More likely, Triple Treat refers to the fact the menu boasts three offerings. My good friend, TV’s Howell Dawdy and I got two of those items, and, as the soothsayer Meatloaf once pontificated, two out of three ain’t bad. I enjoy… er, I didn’t enjoy… I got plain vanilla soft serve in a waffle cone. Just like the plain vanilla rube I am. Howell moved forward on a refreshing root beer float. Howell… well, he sounded off. He did write the smash hit “Summer Creams” after all, proclaiming he’d never let his root beer float sink. He’s an authority. “Usually when you go out to eat ice cream, and you’re not that satisfied with what you get, your primary feeling is jealousy of people who get something else.” This is also known in the Welp! community as “food remorse.” “Well, I’m not jealous of you at all. I know exactly what you got. So there’s no jealousy that I didn’t get a cone instead of a root beer float. But, I know this is a very subpar root beer float.” We then engaged in a dialogue about whether or not it’s counterintuitive for a summer park to not nail a good ice cream swirl. Dawdy described his float as “extremely volatile,” like he’s a goddamn nuclear scientist, with lumpy soft serve that enhanced slightly as it melted. “It’s basically a malt now, which is a little better,” he remarked. My soft serve… well, it’s vanilla, so expectations were met. You do get a whole lot of soft serve for $4, but the serving size is a false value ultimately, because no one can, or should, eat this much.

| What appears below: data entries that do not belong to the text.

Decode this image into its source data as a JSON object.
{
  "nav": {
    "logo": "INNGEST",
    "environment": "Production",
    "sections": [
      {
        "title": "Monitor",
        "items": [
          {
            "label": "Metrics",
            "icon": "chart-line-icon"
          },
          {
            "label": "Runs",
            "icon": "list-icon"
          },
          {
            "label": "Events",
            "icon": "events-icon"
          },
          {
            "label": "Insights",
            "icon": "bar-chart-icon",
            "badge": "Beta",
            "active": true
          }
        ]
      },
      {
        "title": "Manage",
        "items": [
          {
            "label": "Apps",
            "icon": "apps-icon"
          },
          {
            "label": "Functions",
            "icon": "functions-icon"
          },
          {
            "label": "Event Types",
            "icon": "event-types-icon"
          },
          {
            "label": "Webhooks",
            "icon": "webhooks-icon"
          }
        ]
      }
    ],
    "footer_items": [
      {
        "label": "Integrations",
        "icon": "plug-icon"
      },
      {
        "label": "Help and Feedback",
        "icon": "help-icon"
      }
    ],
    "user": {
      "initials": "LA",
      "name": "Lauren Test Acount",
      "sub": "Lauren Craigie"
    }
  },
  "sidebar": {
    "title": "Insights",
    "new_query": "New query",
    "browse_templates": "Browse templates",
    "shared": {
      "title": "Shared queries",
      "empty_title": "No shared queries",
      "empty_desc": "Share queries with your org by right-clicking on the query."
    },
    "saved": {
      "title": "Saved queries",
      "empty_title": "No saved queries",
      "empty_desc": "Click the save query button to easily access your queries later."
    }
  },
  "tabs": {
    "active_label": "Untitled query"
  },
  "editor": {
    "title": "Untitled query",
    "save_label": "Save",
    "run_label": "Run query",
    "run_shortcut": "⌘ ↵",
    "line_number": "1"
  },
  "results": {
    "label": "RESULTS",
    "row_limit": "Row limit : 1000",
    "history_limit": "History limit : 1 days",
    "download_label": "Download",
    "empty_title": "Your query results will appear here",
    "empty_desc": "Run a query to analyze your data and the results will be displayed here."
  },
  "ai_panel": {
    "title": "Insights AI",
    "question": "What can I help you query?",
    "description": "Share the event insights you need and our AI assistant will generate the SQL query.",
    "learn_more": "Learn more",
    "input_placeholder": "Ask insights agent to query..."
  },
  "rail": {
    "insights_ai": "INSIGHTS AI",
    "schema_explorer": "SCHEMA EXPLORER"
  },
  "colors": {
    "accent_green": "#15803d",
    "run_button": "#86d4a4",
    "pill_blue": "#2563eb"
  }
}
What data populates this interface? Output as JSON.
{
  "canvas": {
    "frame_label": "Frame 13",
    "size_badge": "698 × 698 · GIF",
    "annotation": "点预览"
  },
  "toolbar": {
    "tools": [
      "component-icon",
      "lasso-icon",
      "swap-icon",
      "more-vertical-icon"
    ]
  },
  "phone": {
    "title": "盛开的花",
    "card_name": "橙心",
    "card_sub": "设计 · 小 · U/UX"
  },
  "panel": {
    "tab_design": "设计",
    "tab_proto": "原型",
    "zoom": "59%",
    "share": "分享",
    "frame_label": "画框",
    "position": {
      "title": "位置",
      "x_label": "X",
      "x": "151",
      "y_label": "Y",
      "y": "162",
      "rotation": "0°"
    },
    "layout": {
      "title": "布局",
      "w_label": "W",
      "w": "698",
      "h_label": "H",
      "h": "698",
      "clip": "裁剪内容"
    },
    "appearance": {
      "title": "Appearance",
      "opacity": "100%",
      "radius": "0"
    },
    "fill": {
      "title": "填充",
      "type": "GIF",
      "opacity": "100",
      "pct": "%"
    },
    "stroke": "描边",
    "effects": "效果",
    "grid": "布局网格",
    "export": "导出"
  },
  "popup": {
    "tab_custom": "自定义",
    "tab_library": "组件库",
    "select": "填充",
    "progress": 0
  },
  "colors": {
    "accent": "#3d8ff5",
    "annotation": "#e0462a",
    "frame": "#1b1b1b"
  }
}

I don’t know what this means as of press time, but upon exiting, we were treated to Dire Straits’ “Walk of Life” on Kingdom Radio. There has to be meaning in that, right? Leave a comment, dear readers.

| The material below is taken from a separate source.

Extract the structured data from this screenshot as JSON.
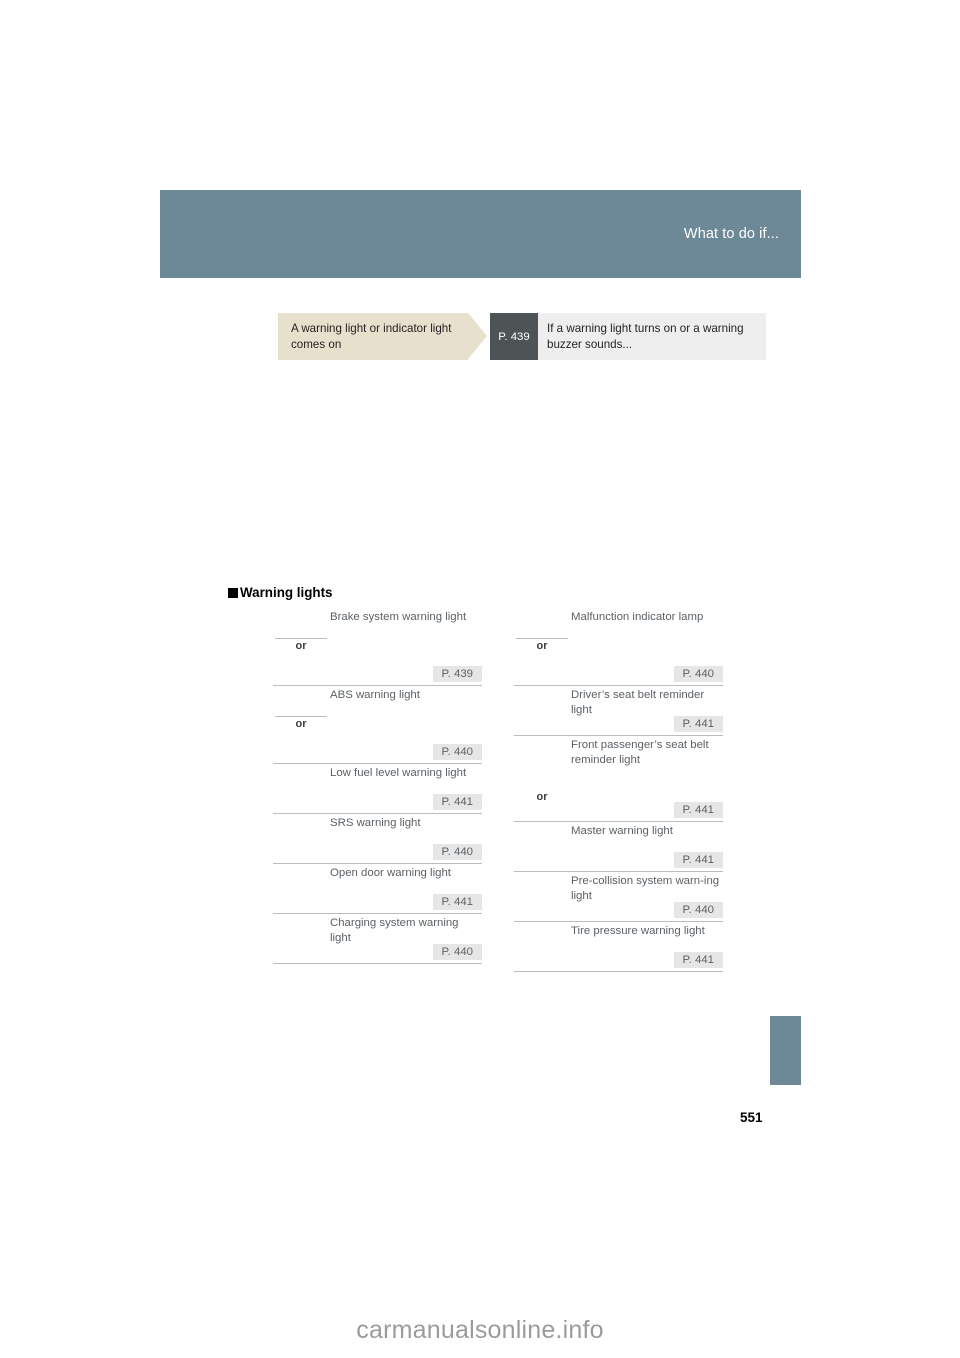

OK, so, we’ve goofed a little bit on Kentucky Kingdom’s food here because it’s not hard to do. But as Howell pointed out, you spent $50 to get into the place, assuming you don’t take advantage of the season pass value, so you’ll maybe grab a slice of pizza or a funnel cake and that’s it. You’re not looking to spend a lot of money once you’re in the park, and you’re certainly not searching for a gourmet experience, despite whatever marketing copy exists on Taco Tequila’s menu. You’re here for thrills, spills, fun and to not vomit on yourself. Kentucky Kingdom is thankfully once again a locally-owned facility, and it’s fun. And the Craft Beer Garden is great!

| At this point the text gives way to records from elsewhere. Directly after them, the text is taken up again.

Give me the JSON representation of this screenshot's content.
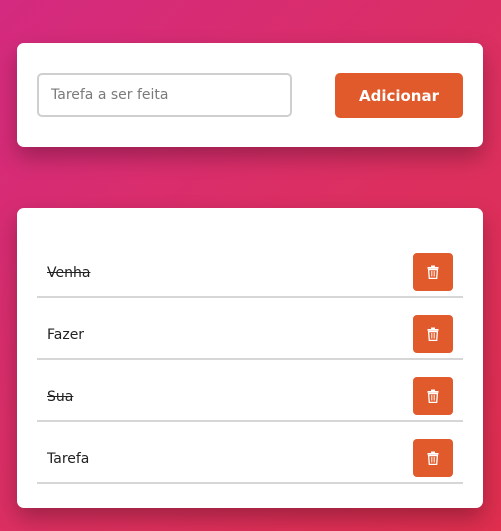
{
  "form": {
    "input_placeholder": "Tarefa a ser feita",
    "input_value": "",
    "add_label": "Adicionar"
  },
  "tasks": [
    {
      "text": "Venha",
      "completed": true
    },
    {
      "text": "Fazer",
      "completed": false
    },
    {
      "text": "Sua",
      "completed": true
    },
    {
      "text": "Tarefa",
      "completed": false
    }
  ],
  "icons": {
    "delete": "trash-icon"
  },
  "colors": {
    "accent": "#e05a2b",
    "background_start": "#d42a80",
    "background_end": "#df2e4e",
    "card": "#ffffff",
    "divider": "#d6d6d6"
  }
}
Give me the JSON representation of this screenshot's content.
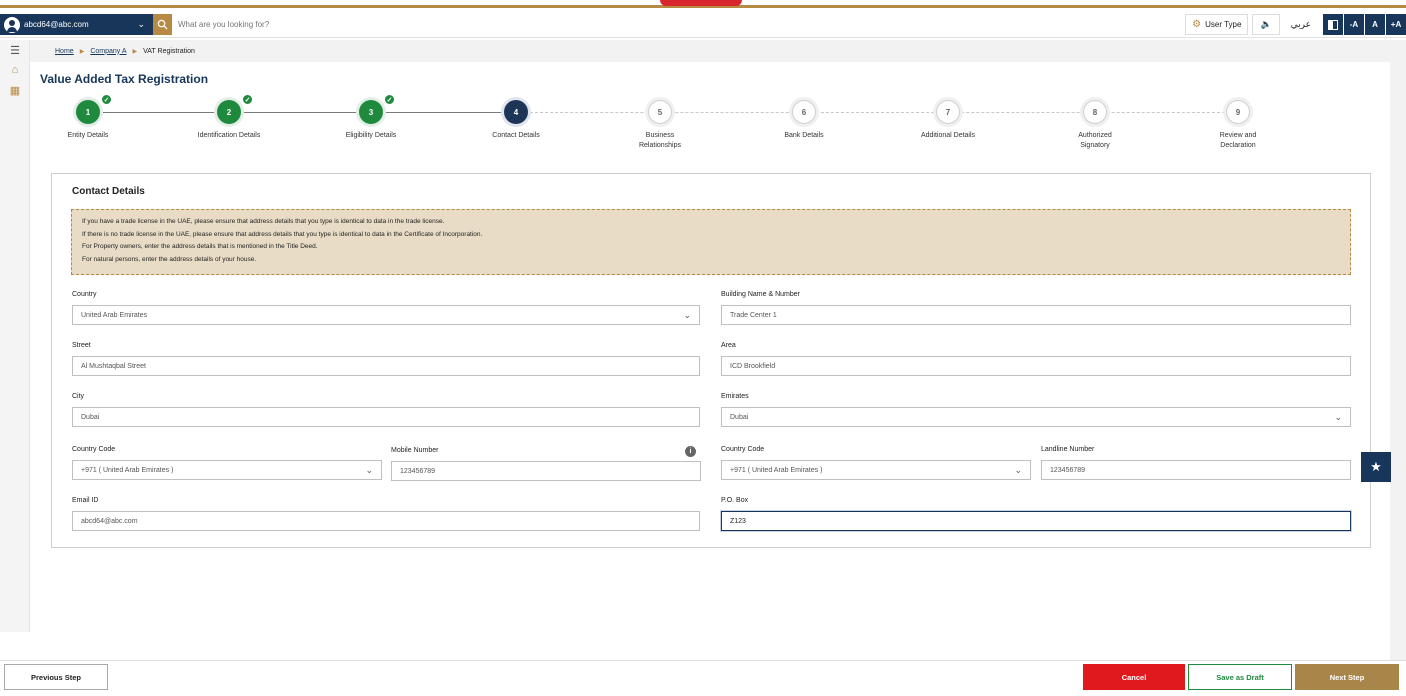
{
  "header": {
    "user_email": "abcd64@abc.com",
    "search_placeholder": "What are you looking for?",
    "user_type_label": "User Type",
    "language_label": "عربي",
    "font_small": "-A",
    "font_normal": "A",
    "font_large": "+A",
    "brand_color": "#b68a45",
    "navy_color": "#17365a"
  },
  "breadcrumb": {
    "home": "Home",
    "company": "Company A",
    "current": "VAT Registration"
  },
  "page_title": "Value Added Tax Registration",
  "stepper": {
    "steps": [
      {
        "number": "1",
        "label": "Entity Details",
        "state": "done"
      },
      {
        "number": "2",
        "label": "Identification Details",
        "state": "done"
      },
      {
        "number": "3",
        "label": "Eligibility Details",
        "state": "done"
      },
      {
        "number": "4",
        "label": "Contact Details",
        "state": "current"
      },
      {
        "number": "5",
        "label": "Business Relationships",
        "state": "todo"
      },
      {
        "number": "6",
        "label": "Bank Details",
        "state": "todo"
      },
      {
        "number": "7",
        "label": "Additional Details",
        "state": "todo"
      },
      {
        "number": "8",
        "label": "Authorized Signatory",
        "state": "todo"
      },
      {
        "number": "9",
        "label": "Review and Declaration",
        "state": "todo"
      }
    ],
    "check_glyph": "✓"
  },
  "contact": {
    "title": "Contact Details",
    "notice": [
      "If you have a trade license in the UAE, please ensure that address details that you type is identical to data in the trade license.",
      "If there is no trade license in the UAE, please ensure that address details that you type is identical to data in the Certificate of Incorporation.",
      "For Property owners, enter the address details that is mentioned in the Title Deed.",
      "For natural persons, enter the address details of your house."
    ],
    "fields": {
      "country": {
        "label": "Country",
        "value": "United Arab Emirates"
      },
      "building": {
        "label": "Building Name & Number",
        "value": "Trade Center 1"
      },
      "street": {
        "label": "Street",
        "value": "Al Mushtaqbal Street"
      },
      "area": {
        "label": "Area",
        "value": "ICD Brookfield"
      },
      "city": {
        "label": "City",
        "value": "Dubai"
      },
      "emirates": {
        "label": "Emirates",
        "value": "Dubai"
      },
      "mobile_country_code": {
        "label": "Country Code",
        "value": "+971 ( United Arab Emirates )"
      },
      "mobile_number": {
        "label": "Mobile Number",
        "value": "123456789"
      },
      "landline_country_code": {
        "label": "Country Code",
        "value": "+971 ( United Arab Emirates )"
      },
      "landline_number": {
        "label": "Landline Number",
        "value": "123456789"
      },
      "email": {
        "label": "Email ID",
        "value": "abcd64@abc.com"
      },
      "po_box": {
        "label": "P.O. Box",
        "value": "Z123"
      }
    }
  },
  "footer": {
    "previous": "Previous Step",
    "cancel": "Cancel",
    "save_draft": "Save as Draft",
    "next": "Next Step"
  }
}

Regardless of my or your experience with a meal in the kingdom, it’s worth mentioning, according to Ohio Valley Coasters, that Kentucky Kingdom spends around 43 percent of its budget on higher quality food, as compared to the industry average of 31 percent. That’s commendable, Shiver Me Chicken Tenders notwithstanding. And I am a proud season pass holder looking forward to finally stepping onto the Storm Chaser, not the beer of course, and ordering another round of hot wings before the summer’s end.